The Fault Block Model was designed for the devel-opment of gas production from Sleipner Vest. The reservoir consists of marginal marine sandstone of Hugine Formation. The structure is dome shaped and highly faulted with good reservoir productivity. Based on geological interpretation, location and extent of faulting in the reservoir was carried out and the effect of faulting as flow barrier was evaluated. Internal cross-flow communications between adjacent fault blocks defined by throw of faults were established.
The model redefines individual fault block traps in terms of block volume and cross-flow probability to adjacent blocks and estimates the number and lo-cation of wells required for optimum recovery of the gas reserves. The model predicts the corresponding well coverage, from which production profiles are calculated.
Modelling of highly faulted and compartmentalized reservoirs is severely impeded by the nature and extent of known and undetected faults and, in particular, their effectiveness as flow barrier. The model presented is efficient and superior to other models, for highly faulted reservoir, i.e. grid based simulators, because it minimizes the effect of major undetected faults and geological uncertainties. The geological interpretation and its uncertainty is minimized using fault block volume and cross-flow probability, which subsequently may translate into gas production profiles.
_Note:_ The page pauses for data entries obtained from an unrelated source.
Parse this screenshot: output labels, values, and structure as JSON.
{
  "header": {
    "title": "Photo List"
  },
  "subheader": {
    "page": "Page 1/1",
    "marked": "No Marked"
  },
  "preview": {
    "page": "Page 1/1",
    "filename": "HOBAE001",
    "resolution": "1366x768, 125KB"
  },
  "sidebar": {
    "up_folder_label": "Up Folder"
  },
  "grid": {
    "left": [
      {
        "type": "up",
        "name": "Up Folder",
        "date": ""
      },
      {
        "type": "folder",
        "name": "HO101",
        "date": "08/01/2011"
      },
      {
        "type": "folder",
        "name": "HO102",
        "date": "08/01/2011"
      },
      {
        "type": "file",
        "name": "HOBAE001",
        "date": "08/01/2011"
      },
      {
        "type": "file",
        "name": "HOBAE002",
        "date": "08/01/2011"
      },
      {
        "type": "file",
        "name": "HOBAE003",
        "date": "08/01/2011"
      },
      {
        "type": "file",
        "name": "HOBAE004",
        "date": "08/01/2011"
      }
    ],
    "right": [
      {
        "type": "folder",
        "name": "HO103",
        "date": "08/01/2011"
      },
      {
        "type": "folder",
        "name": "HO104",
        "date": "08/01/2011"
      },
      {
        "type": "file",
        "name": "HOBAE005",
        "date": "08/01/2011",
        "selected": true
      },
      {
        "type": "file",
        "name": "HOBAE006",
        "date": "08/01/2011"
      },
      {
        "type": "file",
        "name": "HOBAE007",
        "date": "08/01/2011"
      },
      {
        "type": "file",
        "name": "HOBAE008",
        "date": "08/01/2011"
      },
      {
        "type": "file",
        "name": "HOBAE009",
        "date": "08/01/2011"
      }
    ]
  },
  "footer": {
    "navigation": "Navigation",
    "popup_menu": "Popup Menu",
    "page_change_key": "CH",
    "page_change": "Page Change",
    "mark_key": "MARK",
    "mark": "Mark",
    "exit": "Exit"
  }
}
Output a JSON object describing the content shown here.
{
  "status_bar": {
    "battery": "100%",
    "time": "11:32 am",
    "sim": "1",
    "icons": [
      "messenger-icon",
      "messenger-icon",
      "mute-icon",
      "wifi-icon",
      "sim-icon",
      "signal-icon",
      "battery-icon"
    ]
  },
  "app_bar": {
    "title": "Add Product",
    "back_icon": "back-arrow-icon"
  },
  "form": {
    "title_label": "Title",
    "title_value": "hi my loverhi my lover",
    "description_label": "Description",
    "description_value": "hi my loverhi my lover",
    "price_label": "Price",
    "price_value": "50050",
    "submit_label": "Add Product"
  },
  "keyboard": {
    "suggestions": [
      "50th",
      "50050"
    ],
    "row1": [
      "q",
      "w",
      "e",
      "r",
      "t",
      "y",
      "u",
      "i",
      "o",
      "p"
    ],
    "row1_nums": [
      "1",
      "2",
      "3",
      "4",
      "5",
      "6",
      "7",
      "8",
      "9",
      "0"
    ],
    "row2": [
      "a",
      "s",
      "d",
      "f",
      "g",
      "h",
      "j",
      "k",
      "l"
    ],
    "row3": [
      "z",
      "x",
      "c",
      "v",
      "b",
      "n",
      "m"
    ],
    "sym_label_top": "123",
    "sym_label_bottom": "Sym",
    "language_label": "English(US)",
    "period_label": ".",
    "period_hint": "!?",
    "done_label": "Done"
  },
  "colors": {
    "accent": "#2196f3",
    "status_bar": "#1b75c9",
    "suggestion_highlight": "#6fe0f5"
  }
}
The geological uncertainties are carried through in the model by error propagation techniques.
In this article we present the Fault Block Model as a new tool to better understand the implications of geological uncertainty in faulted gas reservoirs with good productivity, with respect to uncertainty in well coverage and optimum gas recovery.